The question is: have we such love? Will we seek to imitate God’s love? To love impartially and unconditionally? Are we willing to not harbor hatred and seek out vengeance, even in the minimalist of ways? Are we willing to seek justice for everyone equally? Because if we aren’t, then we really aren’t seeking justice. Are we willing to set aside favoritism and prejudices (whether for or against)? Are we willing to love our neighbor as ourselves? So that if a person in our family was killed, how would we respond? Are we willing to weep with those who weep? While these responses are not the gospel, they are gospel-produced responses.
To seek justice glorifies God. To ignore justice profanes Him. To seek vengeance profanes Him. The gospel calls us to love our neighbor as ourselves, and so we seek to laugh when they laugh and grieve when they grieve. We seek to find justice when injustice is what is given. We seek to love and not hate, give and not take, pour out kindness and not harbor bitterness and hatred. We seek to repent of our wrongs and seek reconciliation and forgiveness from those we’ve wronged.

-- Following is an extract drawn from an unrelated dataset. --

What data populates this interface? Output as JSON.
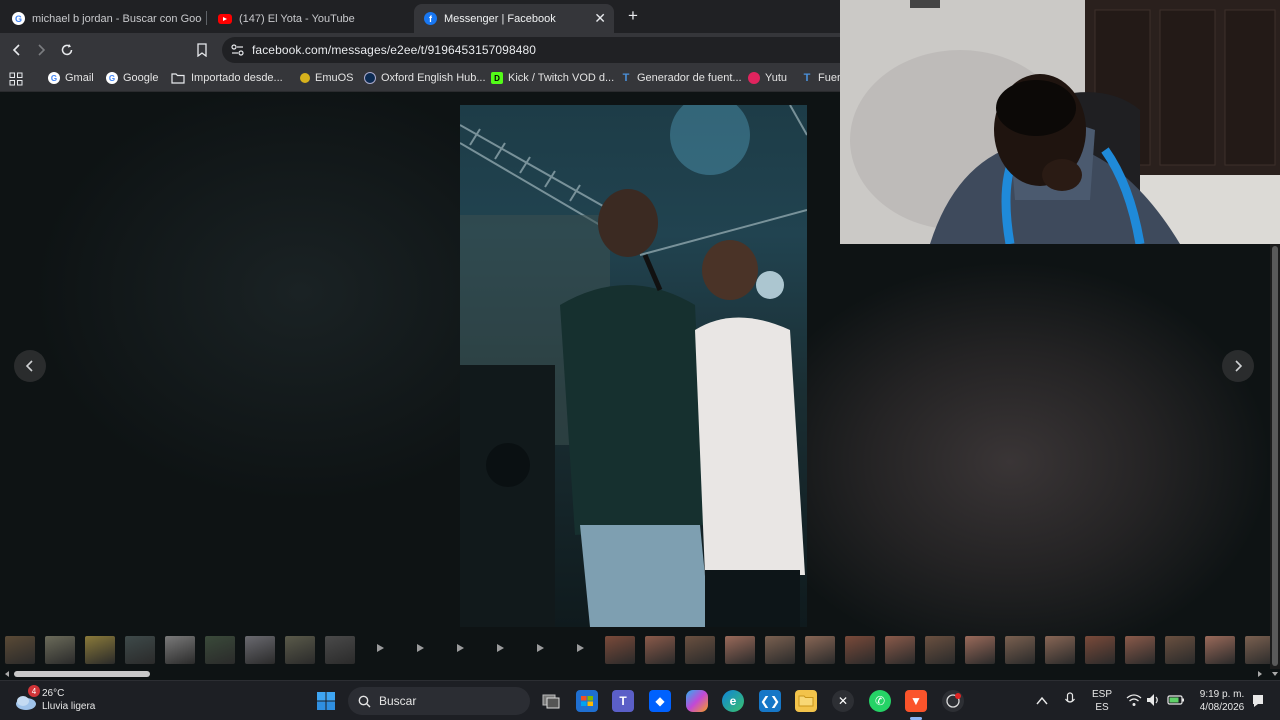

So let us go out and show love for our police officers. Take them a fruit basket or donuts. But don’t ignore our neighbors (by that I mean our coworkers, fellow students, next door neighbors, etc.) who are hurting and afraid just as much. Love them too. May God be glorified, and Christ be proclaimed.